I see my scars. I see where my cat jumped on my face when I was asleep some years ago, missing my eye by only an inch or so. I see where my friend’s dog took took a chunk out of my arm leaving a mark that looks strangely like a smiley face. I see that reminder on my finger of when I was maybe six or seven and I wanted to see if I was strong enough to break a glass with my bare hand, I was. I see the reminder of swimming with friends in college and jumping off the cliff and the memory of when my puppy in his over energetic play landed on my ankle causing it to break, and the lines of surgeries most notably my my VNS implant that keeps me safe from seizures. My scars are like a physical storybook of myself.
I look at my hair. It’s wild. It’s always been wild ever since it started growing when I was two years old. But now, it’s something special. It’s turned almost entirely white. It’s been turning this way for years. I never really got into coloring it. I dyed it at home a couple times, but just for fun. The white means a lot to me. My father’s hair was silver or white since black and white pictures. I don’t know if anyone remembers or knows what color hair grandma had before hers turned white. They both had the most beautiful white hair. I look in the mirror and I see them. How can I not embrace the gray that reminds me of these beautiful people who are now just memories?
I look at my body. There’s extra here and there. My muscles aren’t as toned as they used to be. But, I take good care of myself. I eat healthfully. I walk and do yoga and maybe some other workouts. Still, it’s the body of someone who’s lived some years. Yet, I think of my mom. At my age she’d lost one of her breasts to cancer, was bald, and dealing daily with the impacts of chemotherapy. I cannot feel anything less than extremely grateful for my body and all its flab.

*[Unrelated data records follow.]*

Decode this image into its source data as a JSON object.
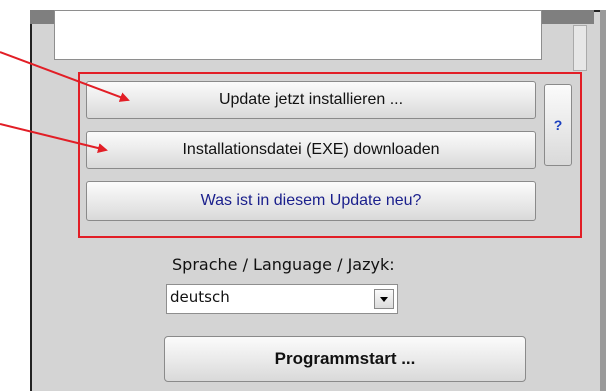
{
  "update_panel": {
    "install_now_label": "Update jetzt installieren ...",
    "download_exe_label": "Installationsdatei (EXE) downloaden",
    "whats_new_label": "Was ist in diesem Update neu?",
    "help_label": "?"
  },
  "language": {
    "label": "Sprache / Language / Jazyk:",
    "selected": "deutsch"
  },
  "start_button_label": "Programmstart ...",
  "colors": {
    "annotation_red": "#e21e26",
    "link_blue": "#1a1f8c",
    "window_gray": "#d4d4d4"
  },
  "icons": {
    "annotation_arrows": "arrow-icon",
    "dropdown": "chevron-down-icon"
  }
}
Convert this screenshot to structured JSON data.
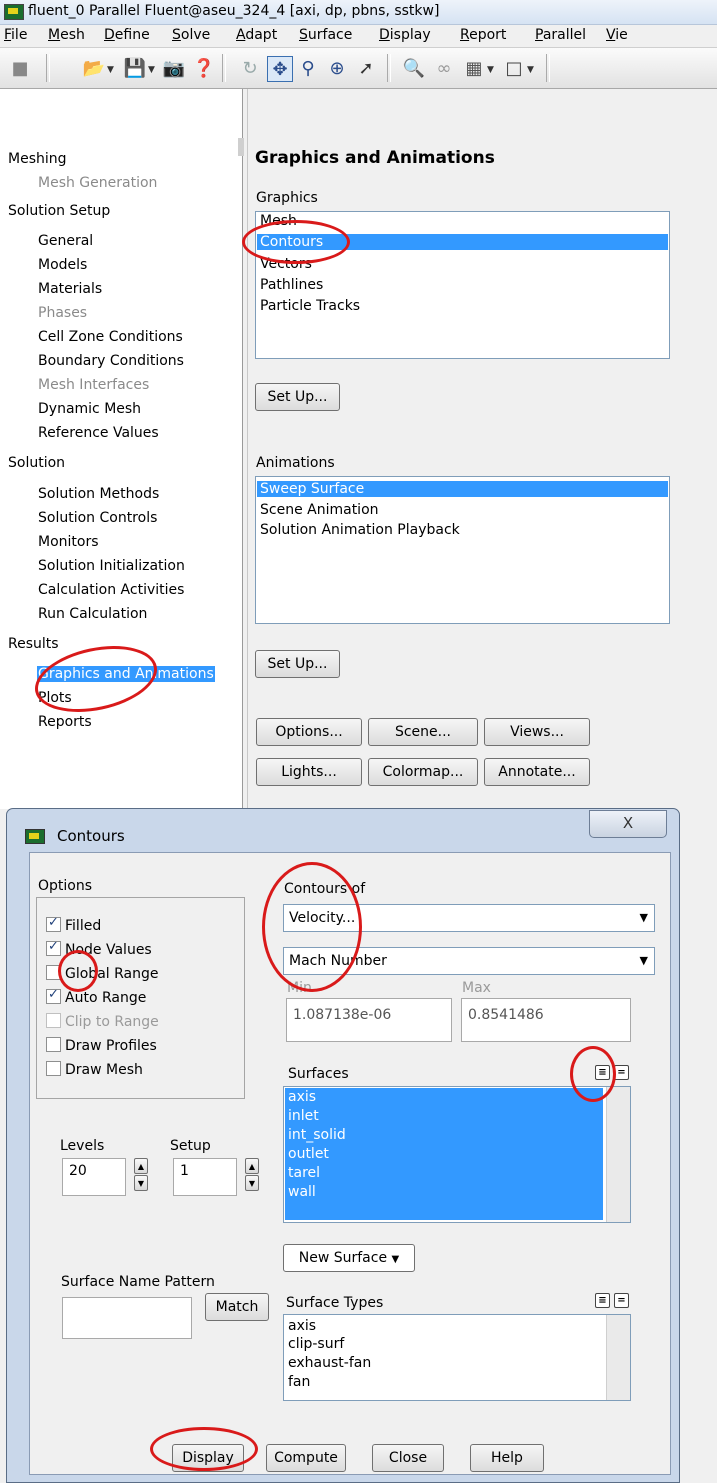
{
  "window": {
    "title": "fluent_0 Parallel Fluent@aseu_324_4  [axi, dp, pbns, sstkw]"
  },
  "menu": [
    "File",
    "Mesh",
    "Define",
    "Solve",
    "Adapt",
    "Surface",
    "Display",
    "Report",
    "Parallel",
    "Vie"
  ],
  "tree": {
    "items": [
      {
        "label": "Meshing",
        "level": 0
      },
      {
        "label": "Mesh Generation",
        "level": 1,
        "disabled": true
      },
      {
        "label": "Solution Setup",
        "level": 0
      },
      {
        "label": "General",
        "level": 1
      },
      {
        "label": "Models",
        "level": 1
      },
      {
        "label": "Materials",
        "level": 1
      },
      {
        "label": "Phases",
        "level": 1,
        "disabled": true
      },
      {
        "label": "Cell Zone Conditions",
        "level": 1
      },
      {
        "label": "Boundary Conditions",
        "level": 1
      },
      {
        "label": "Mesh Interfaces",
        "level": 1,
        "disabled": true
      },
      {
        "label": "Dynamic Mesh",
        "level": 1
      },
      {
        "label": "Reference Values",
        "level": 1
      },
      {
        "label": "Solution",
        "level": 0
      },
      {
        "label": "Solution Methods",
        "level": 1
      },
      {
        "label": "Solution Controls",
        "level": 1
      },
      {
        "label": "Monitors",
        "level": 1
      },
      {
        "label": "Solution Initialization",
        "level": 1
      },
      {
        "label": "Calculation Activities",
        "level": 1
      },
      {
        "label": "Run Calculation",
        "level": 1
      },
      {
        "label": "Results",
        "level": 0
      },
      {
        "label": "Graphics and Animations",
        "level": 1,
        "selected": true
      },
      {
        "label": "Plots",
        "level": 1
      },
      {
        "label": "Reports",
        "level": 1
      }
    ]
  },
  "panel": {
    "title": "Graphics and Animations",
    "graphics_label": "Graphics",
    "graphics_items": [
      "Mesh",
      "Contours",
      "Vectors",
      "Pathlines",
      "Particle Tracks"
    ],
    "graphics_selected": "Contours",
    "setup1": "Set Up...",
    "animations_label": "Animations",
    "animation_items": [
      "Sweep Surface",
      "Scene Animation",
      "Solution Animation Playback"
    ],
    "animations_selected": "Sweep Surface",
    "setup2": "Set Up...",
    "buttons": {
      "options": "Options...",
      "scene": "Scene...",
      "views": "Views...",
      "lights": "Lights...",
      "colormap": "Colormap...",
      "annotate": "Annotate..."
    }
  },
  "dialog": {
    "title": "Contours",
    "close_glyph": "X",
    "options_label": "Options",
    "options": [
      {
        "label": "Filled",
        "checked": true
      },
      {
        "label": "Node Values",
        "checked": true
      },
      {
        "label": "Global Range",
        "checked": false
      },
      {
        "label": "Auto Range",
        "checked": true
      },
      {
        "label": "Clip to Range",
        "checked": false,
        "disabled": true
      },
      {
        "label": "Draw Profiles",
        "checked": false
      },
      {
        "label": "Draw Mesh",
        "checked": false
      }
    ],
    "contours_of_label": "Contours of",
    "contours_of_value": "Velocity...",
    "contours_of_sub": "Mach Number",
    "min_label": "Min",
    "max_label": "Max",
    "min_value": "1.087138e-06",
    "max_value": "0.8541486",
    "surfaces_label": "Surfaces",
    "surfaces": [
      "axis",
      "inlet",
      "int_solid",
      "outlet",
      "tarel",
      "wall"
    ],
    "levels_label": "Levels",
    "levels_value": "20",
    "setup_label": "Setup",
    "setup_value": "1",
    "new_surface": "New Surface",
    "pattern_label": "Surface Name Pattern",
    "match": "Match",
    "surface_types_label": "Surface Types",
    "surface_types": [
      "axis",
      "clip-surf",
      "exhaust-fan",
      "fan"
    ],
    "buttons": {
      "display": "Display",
      "compute": "Compute",
      "close": "Close",
      "help": "Help"
    }
  },
  "colors": {
    "selection": "#3399ff",
    "annotation": "#d91a1a"
  }
}
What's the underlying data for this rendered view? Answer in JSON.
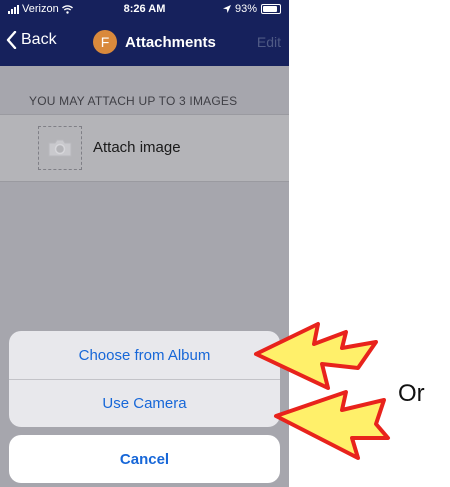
{
  "status_bar": {
    "carrier": "Verizon",
    "time": "8:26 AM",
    "battery": "93%"
  },
  "nav": {
    "back_label": "Back",
    "avatar_letter": "F",
    "title": "Attachments",
    "edit_label": "Edit"
  },
  "section": {
    "header": "YOU MAY ATTACH UP TO 3 IMAGES"
  },
  "attach": {
    "label": "Attach image",
    "icon": "camera-icon"
  },
  "action_sheet": {
    "options": [
      {
        "label": "Choose from Album"
      },
      {
        "label": "Use Camera"
      }
    ],
    "cancel_label": "Cancel"
  },
  "annotation": {
    "or_text": "Or",
    "arrow_fill": "#fff06a",
    "arrow_stroke": "#e8231c"
  },
  "colors": {
    "nav_background": "#16215c",
    "accent_blue": "#1767d8",
    "avatar": "#d9893c"
  }
}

I look at my face. I see that turkey chin that never used to be there when I was twenty and I see all my aunts and uncles and who I am becoming. I am reminded how all of these supposed imperfections tell me who I am and how proud I am to be this person. I have been gifted this life in this family and my body tells me each day who I am.